Wednesday, November 18, 2009

Blood Relations

Candace Benefiel's critical analysis of the evolving idea of the vampire brings light to why Rice's novel is such a significant contribution to vampiric literature, "This breakthrough novel (Interview with the Vampire) focused not on vampire hunters, but on the vampires themselves - and what a different breed they are" (1). I find this conclusion to be true of Rice's work, because the main characters, Louis, Lestat and Claudia all have varying depths to their character. The reader really gets an opportunity to relate to the Vampire. For example, Louis's character provides a lot of room for analysis and interpretation, because so much content is provided on him. You learn a bit about him when he was mortal, how he learned to hunt and become a Vampire and through the structure of the novel (interview style) you learn his personal thoughts and reactions to the events that are unraveling.

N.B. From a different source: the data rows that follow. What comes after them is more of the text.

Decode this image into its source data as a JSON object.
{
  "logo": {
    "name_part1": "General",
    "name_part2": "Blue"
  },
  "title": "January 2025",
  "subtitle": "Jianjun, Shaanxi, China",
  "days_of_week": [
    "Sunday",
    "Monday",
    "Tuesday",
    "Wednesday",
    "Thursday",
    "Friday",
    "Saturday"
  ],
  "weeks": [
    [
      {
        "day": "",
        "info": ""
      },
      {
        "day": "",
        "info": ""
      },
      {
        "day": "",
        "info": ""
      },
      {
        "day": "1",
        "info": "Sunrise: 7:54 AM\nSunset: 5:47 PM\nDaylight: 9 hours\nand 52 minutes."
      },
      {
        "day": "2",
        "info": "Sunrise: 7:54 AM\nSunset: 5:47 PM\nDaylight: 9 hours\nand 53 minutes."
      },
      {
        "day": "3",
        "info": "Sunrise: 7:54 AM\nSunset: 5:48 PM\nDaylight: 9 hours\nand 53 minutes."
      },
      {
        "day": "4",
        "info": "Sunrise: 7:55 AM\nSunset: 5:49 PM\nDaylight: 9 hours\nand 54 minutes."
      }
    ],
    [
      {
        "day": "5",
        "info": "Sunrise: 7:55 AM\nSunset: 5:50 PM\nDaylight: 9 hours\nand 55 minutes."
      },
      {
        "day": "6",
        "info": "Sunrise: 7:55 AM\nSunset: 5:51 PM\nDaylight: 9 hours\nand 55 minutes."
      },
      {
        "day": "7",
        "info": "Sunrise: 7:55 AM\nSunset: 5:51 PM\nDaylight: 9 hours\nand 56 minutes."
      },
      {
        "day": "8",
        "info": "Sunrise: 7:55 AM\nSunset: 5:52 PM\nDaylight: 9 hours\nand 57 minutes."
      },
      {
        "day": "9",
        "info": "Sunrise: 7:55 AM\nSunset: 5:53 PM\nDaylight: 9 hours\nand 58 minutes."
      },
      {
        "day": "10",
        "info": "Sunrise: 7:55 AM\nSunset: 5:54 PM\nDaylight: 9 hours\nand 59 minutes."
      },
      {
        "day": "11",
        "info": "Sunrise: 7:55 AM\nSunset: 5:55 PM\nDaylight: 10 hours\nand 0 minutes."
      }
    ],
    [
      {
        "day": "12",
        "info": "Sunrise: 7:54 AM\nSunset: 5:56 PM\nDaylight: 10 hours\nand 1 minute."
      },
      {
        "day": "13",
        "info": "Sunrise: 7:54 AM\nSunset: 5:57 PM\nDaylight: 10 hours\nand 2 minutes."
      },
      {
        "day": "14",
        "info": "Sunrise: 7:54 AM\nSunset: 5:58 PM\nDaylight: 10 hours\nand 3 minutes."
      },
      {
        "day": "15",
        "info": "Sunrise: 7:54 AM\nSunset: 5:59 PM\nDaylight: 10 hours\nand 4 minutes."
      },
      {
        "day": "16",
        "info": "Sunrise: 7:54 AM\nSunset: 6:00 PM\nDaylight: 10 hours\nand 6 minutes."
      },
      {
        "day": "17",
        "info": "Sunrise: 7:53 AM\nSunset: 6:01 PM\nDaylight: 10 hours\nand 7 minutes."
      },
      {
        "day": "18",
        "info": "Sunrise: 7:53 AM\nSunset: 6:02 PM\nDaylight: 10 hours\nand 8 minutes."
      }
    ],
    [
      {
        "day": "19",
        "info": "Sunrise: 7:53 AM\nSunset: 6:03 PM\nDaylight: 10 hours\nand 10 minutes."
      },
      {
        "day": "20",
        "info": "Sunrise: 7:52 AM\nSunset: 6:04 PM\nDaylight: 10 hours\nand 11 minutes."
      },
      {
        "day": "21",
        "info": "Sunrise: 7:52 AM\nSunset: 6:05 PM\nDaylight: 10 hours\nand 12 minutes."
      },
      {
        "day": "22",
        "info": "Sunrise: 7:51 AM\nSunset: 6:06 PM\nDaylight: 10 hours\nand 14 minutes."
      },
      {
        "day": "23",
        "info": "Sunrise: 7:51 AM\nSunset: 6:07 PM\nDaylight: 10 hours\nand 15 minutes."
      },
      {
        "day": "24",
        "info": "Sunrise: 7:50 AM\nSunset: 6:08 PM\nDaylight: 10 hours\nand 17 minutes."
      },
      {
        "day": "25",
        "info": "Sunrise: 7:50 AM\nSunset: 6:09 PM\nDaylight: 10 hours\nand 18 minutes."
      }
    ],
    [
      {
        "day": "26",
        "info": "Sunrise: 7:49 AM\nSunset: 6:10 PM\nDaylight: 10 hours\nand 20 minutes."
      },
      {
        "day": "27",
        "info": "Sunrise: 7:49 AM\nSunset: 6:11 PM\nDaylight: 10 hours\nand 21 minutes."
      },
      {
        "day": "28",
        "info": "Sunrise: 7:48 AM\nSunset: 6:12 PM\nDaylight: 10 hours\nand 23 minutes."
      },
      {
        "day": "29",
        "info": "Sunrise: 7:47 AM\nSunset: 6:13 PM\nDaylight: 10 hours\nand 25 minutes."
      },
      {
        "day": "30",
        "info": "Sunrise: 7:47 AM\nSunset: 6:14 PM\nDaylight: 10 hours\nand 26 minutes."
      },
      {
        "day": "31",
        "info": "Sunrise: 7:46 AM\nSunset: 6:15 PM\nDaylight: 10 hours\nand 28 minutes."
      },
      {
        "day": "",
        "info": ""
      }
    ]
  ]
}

I think another imortant Benefiel is making about Rice's work with the Vampire as a character is that focusing more personally on the Vampires has been tried before, but Rice was the first one to succeed, "they (Louis, Lestat and Claudia) may not have been the first sympathetic vampires, they were the first successful ones in their initial publication, and they have been followed by a host of others" (2). Rice paved the way for sympathy and Vampires to co-exist in a certain medium.

The idea of nuclear family among the Vampire characters is a theme that I recently dicussed in a previous blog and it has also been a topic of conversation in class. Benefiel also addresses this topic, "Rice, however, expanded on this considerably in Interview with the Vampire, making the nuclear family of vampires a major theme in her novel...The vampire family, incestuous and blurred as it is, presents a subversive alternative model to the nuclear family" (3). I agree with the idea of the vampire family being incestuous, because Lestat plays a dominant fatherly role, but he also played a nurturing mother role when raising both Louis and Claudia. Louis also intially harnesses a paternal role with Claudia, but then he develops a relationship that is romantic. I find that people's reaction to the sex and incest of vampires is not really questioned. It seems to me that these ideas can be safely teased out when addressed to the character of a vampire. I think this suggests that what is so captivating about vampires is they resemble a human (since they once were human) and are therefore capable of behaving in manners that, if we as humans behaved like would be revolting, but when a vampire does it - it is thrilling, exciting and fearful. I think they almost serve as outlet where forbidden human ideas can be exercised safely and constructively.

I think Benefiel also touches on this idea of the reader being able to act out irregular scenarios, "The family group of Interview with the Vampire, as well as subsequent iterations of the vampire family, allows the reader to explore issues of alternative family structures and incestuous attraction within the family, and to play out the consequences for good or ill of these imagined scenarios. The vampire, aloof from human considerations, nonetheless stands in for the reader" (10). Rice and other authors provide a world where the reader can experience such controversial, untouchable ideas in a safe, imaginative environment.

I found this essay to be extremely helpful in beginning to analyze and understand why vampires are so captivating for our culture; what it is about their role that attracts people to them. They have been a character that has evolved over the generations and is given other dynamics, but it is a character that never grows old (literally).

No comments:

Post a Comment